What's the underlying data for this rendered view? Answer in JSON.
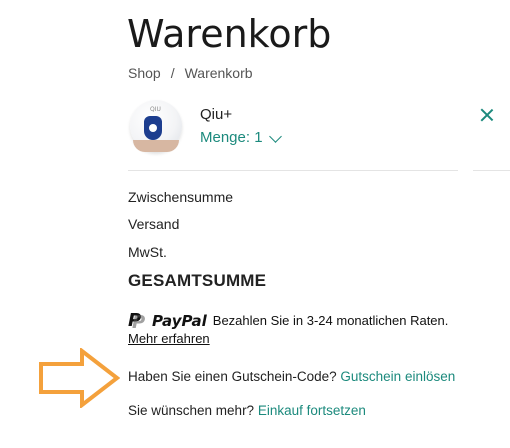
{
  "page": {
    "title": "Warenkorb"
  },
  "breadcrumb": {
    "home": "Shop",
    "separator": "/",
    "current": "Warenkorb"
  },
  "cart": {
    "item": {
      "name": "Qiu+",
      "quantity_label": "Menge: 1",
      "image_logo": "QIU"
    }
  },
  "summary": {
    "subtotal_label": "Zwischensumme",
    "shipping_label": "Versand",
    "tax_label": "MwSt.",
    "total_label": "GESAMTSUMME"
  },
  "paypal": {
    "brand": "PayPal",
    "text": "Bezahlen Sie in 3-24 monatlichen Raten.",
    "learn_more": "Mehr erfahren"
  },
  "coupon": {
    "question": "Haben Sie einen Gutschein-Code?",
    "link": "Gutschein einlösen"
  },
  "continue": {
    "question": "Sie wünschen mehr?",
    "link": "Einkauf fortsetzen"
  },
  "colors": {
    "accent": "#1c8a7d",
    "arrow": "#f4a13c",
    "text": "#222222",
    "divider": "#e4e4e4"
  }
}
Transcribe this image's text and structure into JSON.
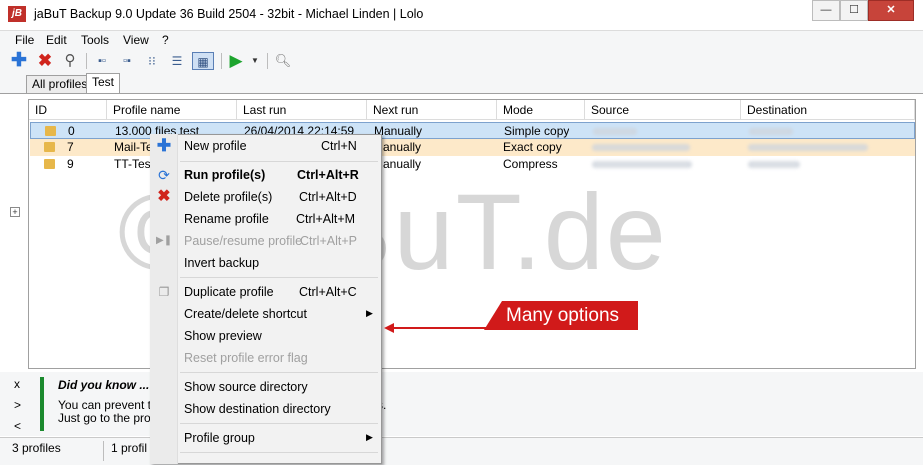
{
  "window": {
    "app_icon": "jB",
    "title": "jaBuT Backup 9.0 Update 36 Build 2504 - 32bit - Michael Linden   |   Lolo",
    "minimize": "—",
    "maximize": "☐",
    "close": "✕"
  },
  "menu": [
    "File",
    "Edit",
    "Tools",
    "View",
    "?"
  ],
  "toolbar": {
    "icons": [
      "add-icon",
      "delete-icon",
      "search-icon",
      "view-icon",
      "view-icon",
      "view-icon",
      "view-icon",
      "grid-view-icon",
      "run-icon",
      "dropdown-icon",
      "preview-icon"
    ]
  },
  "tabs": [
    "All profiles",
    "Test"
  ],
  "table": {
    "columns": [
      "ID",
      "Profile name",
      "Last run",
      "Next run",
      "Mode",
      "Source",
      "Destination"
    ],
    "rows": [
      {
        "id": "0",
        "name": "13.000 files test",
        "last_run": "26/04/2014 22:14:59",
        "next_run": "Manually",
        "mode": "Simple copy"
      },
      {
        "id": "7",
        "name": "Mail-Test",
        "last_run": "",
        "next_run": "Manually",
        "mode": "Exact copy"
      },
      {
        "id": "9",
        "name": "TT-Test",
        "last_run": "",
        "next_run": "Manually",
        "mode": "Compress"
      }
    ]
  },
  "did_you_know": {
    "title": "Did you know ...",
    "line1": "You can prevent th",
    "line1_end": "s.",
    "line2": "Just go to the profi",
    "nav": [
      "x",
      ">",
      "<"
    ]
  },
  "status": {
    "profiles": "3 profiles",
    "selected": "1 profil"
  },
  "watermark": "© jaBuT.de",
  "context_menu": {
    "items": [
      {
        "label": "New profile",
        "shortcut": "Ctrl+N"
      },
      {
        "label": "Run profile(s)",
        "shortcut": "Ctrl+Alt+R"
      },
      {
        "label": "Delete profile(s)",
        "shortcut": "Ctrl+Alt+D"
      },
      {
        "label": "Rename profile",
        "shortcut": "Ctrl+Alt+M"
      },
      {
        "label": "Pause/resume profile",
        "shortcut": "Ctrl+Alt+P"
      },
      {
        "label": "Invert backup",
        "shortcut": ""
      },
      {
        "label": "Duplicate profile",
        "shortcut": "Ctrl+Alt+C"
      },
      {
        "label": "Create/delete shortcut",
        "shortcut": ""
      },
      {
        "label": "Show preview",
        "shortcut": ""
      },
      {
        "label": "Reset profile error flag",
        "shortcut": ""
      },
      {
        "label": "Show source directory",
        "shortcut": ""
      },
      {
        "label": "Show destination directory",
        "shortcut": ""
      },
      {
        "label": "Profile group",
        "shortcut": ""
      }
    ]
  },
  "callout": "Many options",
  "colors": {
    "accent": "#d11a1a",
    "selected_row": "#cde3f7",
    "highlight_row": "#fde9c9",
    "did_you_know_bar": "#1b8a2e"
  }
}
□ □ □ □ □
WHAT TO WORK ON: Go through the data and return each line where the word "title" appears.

RESPONSE BELOW:
    "title": "Warenkorb"
    "title": "jaBuT Backup 9.0 Update 36 Build 2504 - 32bit - Michael Linden   |   Lolo",
    "title": "Did you know ...",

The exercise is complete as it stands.